Dataset items:
((

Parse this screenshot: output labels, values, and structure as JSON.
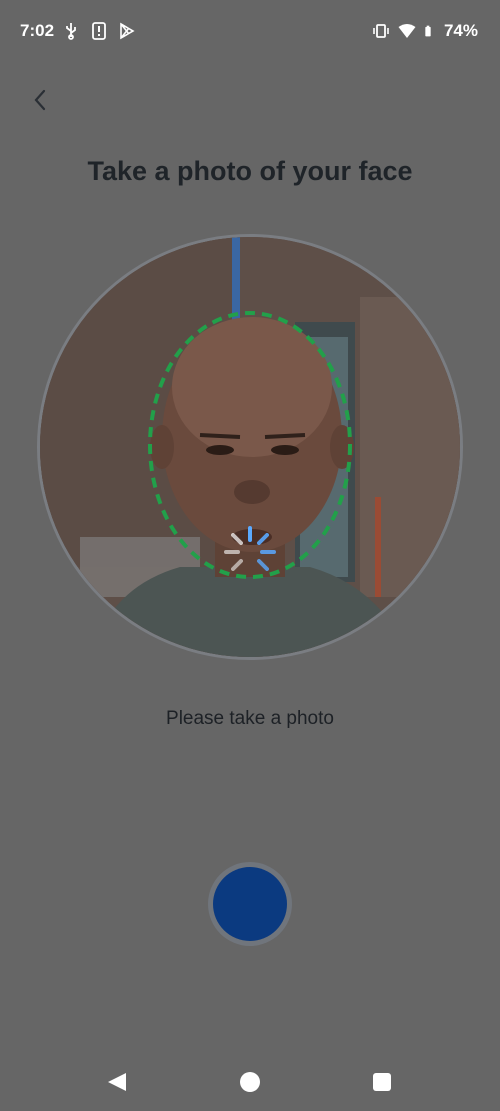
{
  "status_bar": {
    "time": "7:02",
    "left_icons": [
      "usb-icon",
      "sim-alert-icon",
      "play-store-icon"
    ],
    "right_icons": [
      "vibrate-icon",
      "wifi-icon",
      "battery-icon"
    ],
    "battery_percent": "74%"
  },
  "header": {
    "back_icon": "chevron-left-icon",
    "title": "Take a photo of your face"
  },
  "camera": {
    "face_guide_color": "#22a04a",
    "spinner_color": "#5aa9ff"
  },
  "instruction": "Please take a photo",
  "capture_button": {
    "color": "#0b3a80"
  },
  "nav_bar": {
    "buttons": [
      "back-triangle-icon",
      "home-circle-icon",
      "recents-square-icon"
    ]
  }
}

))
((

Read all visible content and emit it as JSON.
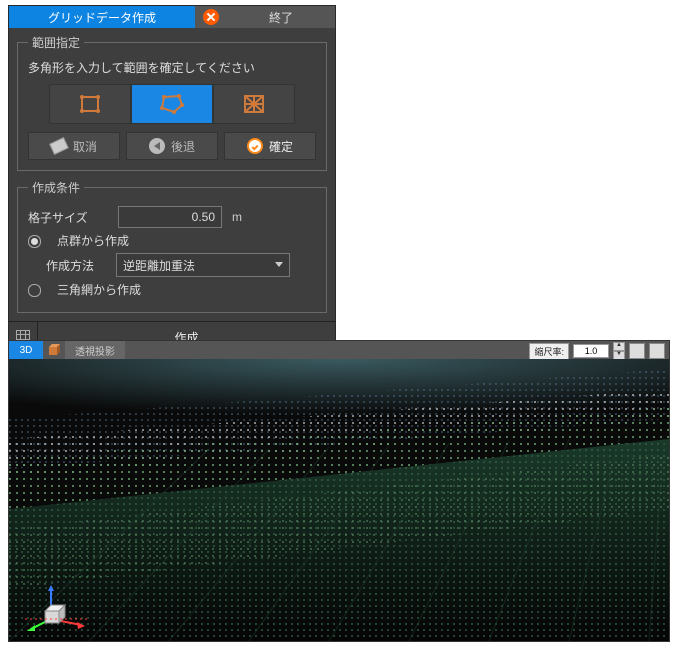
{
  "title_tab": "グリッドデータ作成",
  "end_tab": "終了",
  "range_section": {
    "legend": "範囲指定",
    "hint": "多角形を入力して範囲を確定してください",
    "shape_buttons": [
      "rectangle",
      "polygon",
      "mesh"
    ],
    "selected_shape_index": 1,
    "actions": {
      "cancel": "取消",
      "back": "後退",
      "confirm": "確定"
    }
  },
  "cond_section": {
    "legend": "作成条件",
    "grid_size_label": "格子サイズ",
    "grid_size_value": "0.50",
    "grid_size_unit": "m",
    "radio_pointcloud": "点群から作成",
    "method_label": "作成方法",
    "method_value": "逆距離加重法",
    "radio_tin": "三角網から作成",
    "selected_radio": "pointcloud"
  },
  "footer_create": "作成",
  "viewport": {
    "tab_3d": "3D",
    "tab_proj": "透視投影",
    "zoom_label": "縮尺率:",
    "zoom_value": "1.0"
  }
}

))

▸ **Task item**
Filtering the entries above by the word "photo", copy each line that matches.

▸ **Your response**
    "title": "Take a photo of your face"
  "instruction": "Please take a photo",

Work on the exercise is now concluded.